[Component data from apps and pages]
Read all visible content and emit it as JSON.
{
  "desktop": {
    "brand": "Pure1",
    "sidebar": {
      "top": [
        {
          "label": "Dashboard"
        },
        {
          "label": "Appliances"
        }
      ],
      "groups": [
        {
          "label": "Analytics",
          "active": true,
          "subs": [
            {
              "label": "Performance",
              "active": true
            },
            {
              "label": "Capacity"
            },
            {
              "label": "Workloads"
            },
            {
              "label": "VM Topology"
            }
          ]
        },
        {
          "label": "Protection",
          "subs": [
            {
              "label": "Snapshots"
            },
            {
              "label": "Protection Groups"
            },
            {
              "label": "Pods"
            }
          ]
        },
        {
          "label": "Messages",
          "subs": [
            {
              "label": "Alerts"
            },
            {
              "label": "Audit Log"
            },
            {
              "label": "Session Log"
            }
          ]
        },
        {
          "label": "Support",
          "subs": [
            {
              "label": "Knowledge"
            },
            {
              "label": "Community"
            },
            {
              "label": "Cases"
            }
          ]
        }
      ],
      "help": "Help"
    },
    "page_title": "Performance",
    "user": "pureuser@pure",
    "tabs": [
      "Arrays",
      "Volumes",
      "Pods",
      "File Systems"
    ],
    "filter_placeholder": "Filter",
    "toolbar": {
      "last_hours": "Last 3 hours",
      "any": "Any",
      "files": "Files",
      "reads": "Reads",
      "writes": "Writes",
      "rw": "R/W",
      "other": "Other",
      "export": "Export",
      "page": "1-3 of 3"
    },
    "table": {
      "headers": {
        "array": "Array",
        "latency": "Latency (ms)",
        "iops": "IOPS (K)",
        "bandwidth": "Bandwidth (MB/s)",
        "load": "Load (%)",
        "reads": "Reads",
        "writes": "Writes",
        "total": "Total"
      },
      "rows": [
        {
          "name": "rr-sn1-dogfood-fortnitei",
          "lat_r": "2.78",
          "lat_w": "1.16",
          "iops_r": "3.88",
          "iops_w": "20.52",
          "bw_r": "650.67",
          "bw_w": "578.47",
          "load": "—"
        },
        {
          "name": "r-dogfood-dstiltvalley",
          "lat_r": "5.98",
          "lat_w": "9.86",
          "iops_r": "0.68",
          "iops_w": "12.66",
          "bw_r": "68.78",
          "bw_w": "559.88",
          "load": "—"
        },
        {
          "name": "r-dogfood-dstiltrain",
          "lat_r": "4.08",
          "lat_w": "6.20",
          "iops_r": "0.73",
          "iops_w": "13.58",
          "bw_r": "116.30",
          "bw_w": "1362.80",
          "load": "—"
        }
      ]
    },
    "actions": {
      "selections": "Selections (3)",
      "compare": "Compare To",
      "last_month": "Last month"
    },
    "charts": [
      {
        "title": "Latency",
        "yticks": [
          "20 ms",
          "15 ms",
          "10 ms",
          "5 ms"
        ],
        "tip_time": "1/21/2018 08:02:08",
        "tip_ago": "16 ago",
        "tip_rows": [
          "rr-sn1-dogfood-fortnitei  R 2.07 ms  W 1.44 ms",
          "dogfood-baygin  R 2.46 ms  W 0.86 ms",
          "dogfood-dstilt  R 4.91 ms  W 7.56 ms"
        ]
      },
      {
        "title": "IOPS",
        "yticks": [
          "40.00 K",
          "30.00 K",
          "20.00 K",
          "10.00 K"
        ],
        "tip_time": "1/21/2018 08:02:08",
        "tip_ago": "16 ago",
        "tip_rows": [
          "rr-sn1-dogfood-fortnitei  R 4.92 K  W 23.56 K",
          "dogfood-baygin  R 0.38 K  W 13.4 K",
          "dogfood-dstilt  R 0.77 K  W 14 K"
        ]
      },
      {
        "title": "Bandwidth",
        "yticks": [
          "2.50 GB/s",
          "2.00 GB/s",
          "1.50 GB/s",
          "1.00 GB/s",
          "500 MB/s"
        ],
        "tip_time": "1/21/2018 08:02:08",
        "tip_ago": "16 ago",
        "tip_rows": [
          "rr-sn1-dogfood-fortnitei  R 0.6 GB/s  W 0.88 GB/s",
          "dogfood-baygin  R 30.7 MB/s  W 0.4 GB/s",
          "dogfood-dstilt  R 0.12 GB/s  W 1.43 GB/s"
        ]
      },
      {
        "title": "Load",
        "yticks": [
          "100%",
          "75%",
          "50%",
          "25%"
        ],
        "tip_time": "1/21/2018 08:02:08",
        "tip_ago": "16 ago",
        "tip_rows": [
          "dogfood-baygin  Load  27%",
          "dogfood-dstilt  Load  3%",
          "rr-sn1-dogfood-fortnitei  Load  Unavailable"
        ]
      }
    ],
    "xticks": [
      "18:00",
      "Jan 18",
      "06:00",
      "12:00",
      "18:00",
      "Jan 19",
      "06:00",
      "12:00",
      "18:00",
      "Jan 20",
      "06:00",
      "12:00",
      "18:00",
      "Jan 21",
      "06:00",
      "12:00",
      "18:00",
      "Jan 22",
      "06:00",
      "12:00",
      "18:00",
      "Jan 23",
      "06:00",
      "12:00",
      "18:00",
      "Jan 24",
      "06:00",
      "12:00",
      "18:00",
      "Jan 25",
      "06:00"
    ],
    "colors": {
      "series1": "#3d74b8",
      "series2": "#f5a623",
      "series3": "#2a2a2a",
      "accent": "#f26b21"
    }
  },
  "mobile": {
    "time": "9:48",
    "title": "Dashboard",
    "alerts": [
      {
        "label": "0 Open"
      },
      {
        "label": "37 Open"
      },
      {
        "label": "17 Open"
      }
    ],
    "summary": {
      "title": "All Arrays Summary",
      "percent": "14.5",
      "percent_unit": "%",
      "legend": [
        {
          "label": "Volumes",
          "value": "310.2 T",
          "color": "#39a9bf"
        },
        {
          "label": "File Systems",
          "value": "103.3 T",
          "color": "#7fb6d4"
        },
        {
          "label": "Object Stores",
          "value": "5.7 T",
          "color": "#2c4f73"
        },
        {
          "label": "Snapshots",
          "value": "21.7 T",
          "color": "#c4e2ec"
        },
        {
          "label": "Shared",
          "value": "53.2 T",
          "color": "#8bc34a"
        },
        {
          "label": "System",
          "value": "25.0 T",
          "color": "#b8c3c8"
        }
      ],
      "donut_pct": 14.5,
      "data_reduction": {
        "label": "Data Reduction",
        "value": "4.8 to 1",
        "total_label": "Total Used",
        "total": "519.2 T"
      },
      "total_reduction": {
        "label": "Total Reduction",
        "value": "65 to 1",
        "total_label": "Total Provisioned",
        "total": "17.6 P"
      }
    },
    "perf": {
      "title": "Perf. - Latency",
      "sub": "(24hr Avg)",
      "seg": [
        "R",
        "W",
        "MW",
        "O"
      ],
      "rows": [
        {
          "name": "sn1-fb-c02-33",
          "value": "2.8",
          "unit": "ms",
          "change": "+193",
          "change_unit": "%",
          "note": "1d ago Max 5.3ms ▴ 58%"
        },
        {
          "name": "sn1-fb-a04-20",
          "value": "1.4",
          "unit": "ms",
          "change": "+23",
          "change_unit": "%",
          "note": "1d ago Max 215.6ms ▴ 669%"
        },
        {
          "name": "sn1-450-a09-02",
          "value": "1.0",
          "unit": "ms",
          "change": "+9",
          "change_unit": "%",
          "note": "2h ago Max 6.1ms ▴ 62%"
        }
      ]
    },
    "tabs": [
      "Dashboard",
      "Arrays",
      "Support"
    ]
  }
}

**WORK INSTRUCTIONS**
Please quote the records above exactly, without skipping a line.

**RESULT**
Read all visible content and emit it as JSON.
{
  "desktop": {
    "brand": "Pure1",
    "sidebar": {
      "top": [
        {
          "label": "Dashboard"
        },
        {
          "label": "Appliances"
        }
      ],
      "groups": [
        {
          "label": "Analytics",
          "active": true,
          "subs": [
            {
              "label": "Performance",
              "active": true
            },
            {
              "label": "Capacity"
            },
            {
              "label": "Workloads"
            },
            {
              "label": "VM Topology"
            }
          ]
        },
        {
          "label": "Protection",
          "subs": [
            {
              "label": "Snapshots"
            },
            {
              "label": "Protection Groups"
            },
            {
              "label": "Pods"
            }
          ]
        },
        {
          "label": "Messages",
          "subs": [
            {
              "label": "Alerts"
            },
            {
              "label": "Audit Log"
            },
            {
              "label": "Session Log"
            }
          ]
        },
        {
          "label": "Support",
          "subs": [
            {
              "label": "Knowledge"
            },
            {
              "label": "Community"
            },
            {
              "label": "Cases"
            }
          ]
        }
      ],
      "help": "Help"
    },
    "page_title": "Performance",
    "user": "pureuser@pure",
    "tabs": [
      "Arrays",
      "Volumes",
      "Pods",
      "File Systems"
    ],
    "filter_placeholder": "Filter",
    "toolbar": {
      "last_hours": "Last 3 hours",
      "any": "Any",
      "files": "Files",
      "reads": "Reads",
      "writes": "Writes",
      "rw": "R/W",
      "other": "Other",
      "export": "Export",
      "page": "1-3 of 3"
    },
    "table": {
      "headers": {
        "array": "Array",
        "latency": "Latency (ms)",
        "iops": "IOPS (K)",
        "bandwidth": "Bandwidth (MB/s)",
        "load": "Load (%)",
        "reads": "Reads",
        "writes": "Writes",
        "total": "Total"
      },
      "rows": [
        {
          "name": "rr-sn1-dogfood-fortnitei",
          "lat_r": "2.78",
          "lat_w": "1.16",
          "iops_r": "3.88",
          "iops_w": "20.52",
          "bw_r": "650.67",
          "bw_w": "578.47",
          "load": "—"
        },
        {
          "name": "r-dogfood-dstiltvalley",
          "lat_r": "5.98",
          "lat_w": "9.86",
          "iops_r": "0.68",
          "iops_w": "12.66",
          "bw_r": "68.78",
          "bw_w": "559.88",
          "load": "—"
        },
        {
          "name": "r-dogfood-dstiltrain",
          "lat_r": "4.08",
          "lat_w": "6.20",
          "iops_r": "0.73",
          "iops_w": "13.58",
          "bw_r": "116.30",
          "bw_w": "1362.80",
          "load": "—"
        }
      ]
    },
    "actions": {
      "selections": "Selections (3)",
      "compare": "Compare To",
      "last_month": "Last month"
    },
    "charts": [
      {
        "title": "Latency",
        "yticks": [
          "20 ms",
          "15 ms",
          "10 ms",
          "5 ms"
        ],
        "tip_time": "1/21/2018 08:02:08",
        "tip_ago": "16 ago",
        "tip_rows": [
          "rr-sn1-dogfood-fortnitei  R 2.07 ms  W 1.44 ms",
          "dogfood-baygin  R 2.46 ms  W 0.86 ms",
          "dogfood-dstilt  R 4.91 ms  W 7.56 ms"
        ]
      },
      {
        "title": "IOPS",
        "yticks": [
          "40.00 K",
          "30.00 K",
          "20.00 K",
          "10.00 K"
        ],
        "tip_time": "1/21/2018 08:02:08",
        "tip_ago": "16 ago",
        "tip_rows": [
          "rr-sn1-dogfood-fortnitei  R 4.92 K  W 23.56 K",
          "dogfood-baygin  R 0.38 K  W 13.4 K",
          "dogfood-dstilt  R 0.77 K  W 14 K"
        ]
      },
      {
        "title": "Bandwidth",
        "yticks": [
          "2.50 GB/s",
          "2.00 GB/s",
          "1.50 GB/s",
          "1.00 GB/s",
          "500 MB/s"
        ],
        "tip_time": "1/21/2018 08:02:08",
        "tip_ago": "16 ago",
        "tip_rows": [
          "rr-sn1-dogfood-fortnitei  R 0.6 GB/s  W 0.88 GB/s",
          "dogfood-baygin  R 30.7 MB/s  W 0.4 GB/s",
          "dogfood-dstilt  R 0.12 GB/s  W 1.43 GB/s"
        ]
      },
      {
        "title": "Load",
        "yticks": [
          "100%",
          "75%",
          "50%",
          "25%"
        ],
        "tip_time": "1/21/2018 08:02:08",
        "tip_ago": "16 ago",
        "tip_rows": [
          "dogfood-baygin  Load  27%",
          "dogfood-dstilt  Load  3%",
          "rr-sn1-dogfood-fortnitei  Load  Unavailable"
        ]
      }
    ],
    "xticks": [
      "18:00",
      "Jan 18",
      "06:00",
      "12:00",
      "18:00",
      "Jan 19",
      "06:00",
      "12:00",
      "18:00",
      "Jan 20",
      "06:00",
      "12:00",
      "18:00",
      "Jan 21",
      "06:00",
      "12:00",
      "18:00",
      "Jan 22",
      "06:00",
      "12:00",
      "18:00",
      "Jan 23",
      "06:00",
      "12:00",
      "18:00",
      "Jan 24",
      "06:00",
      "12:00",
      "18:00",
      "Jan 25",
      "06:00"
    ],
    "colors": {
      "series1": "#3d74b8",
      "series2": "#f5a623",
      "series3": "#2a2a2a",
      "accent": "#f26b21"
    }
  },
  "mobile": {
    "time": "9:48",
    "title": "Dashboard",
    "alerts": [
      {
        "label": "0 Open"
      },
      {
        "label": "37 Open"
      },
      {
        "label": "17 Open"
      }
    ],
    "summary": {
      "title": "All Arrays Summary",
      "percent": "14.5",
      "percent_unit": "%",
      "legend": [
        {
          "label": "Volumes",
          "value": "310.2 T",
          "color": "#39a9bf"
        },
        {
          "label": "File Systems",
          "value": "103.3 T",
          "color": "#7fb6d4"
        },
        {
          "label": "Object Stores",
          "value": "5.7 T",
          "color": "#2c4f73"
        },
        {
          "label": "Snapshots",
          "value": "21.7 T",
          "color": "#c4e2ec"
        },
        {
          "label": "Shared",
          "value": "53.2 T",
          "color": "#8bc34a"
        },
        {
          "label": "System",
          "value": "25.0 T",
          "color": "#b8c3c8"
        }
      ],
      "donut_pct": 14.5,
      "data_reduction": {
        "label": "Data Reduction",
        "value": "4.8 to 1",
        "total_label": "Total Used",
        "total": "519.2 T"
      },
      "total_reduction": {
        "label": "Total Reduction",
        "value": "65 to 1",
        "total_label": "Total Provisioned",
        "total": "17.6 P"
      }
    },
    "perf": {
      "title": "Perf. - Latency",
      "sub": "(24hr Avg)",
      "seg": [
        "R",
        "W",
        "MW",
        "O"
      ],
      "rows": [
        {
          "name": "sn1-fb-c02-33",
          "value": "2.8",
          "unit": "ms",
          "change": "+193",
          "change_unit": "%",
          "note": "1d ago Max 5.3ms ▴ 58%"
        },
        {
          "name": "sn1-fb-a04-20",
          "value": "1.4",
          "unit": "ms",
          "change": "+23",
          "change_unit": "%",
          "note": "1d ago Max 215.6ms ▴ 669%"
        },
        {
          "name": "sn1-450-a09-02",
          "value": "1.0",
          "unit": "ms",
          "change": "+9",
          "change_unit": "%",
          "note": "2h ago Max 6.1ms ▴ 62%"
        }
      ]
    },
    "tabs": [
      "Dashboard",
      "Arrays",
      "Support"
    ]
  }
}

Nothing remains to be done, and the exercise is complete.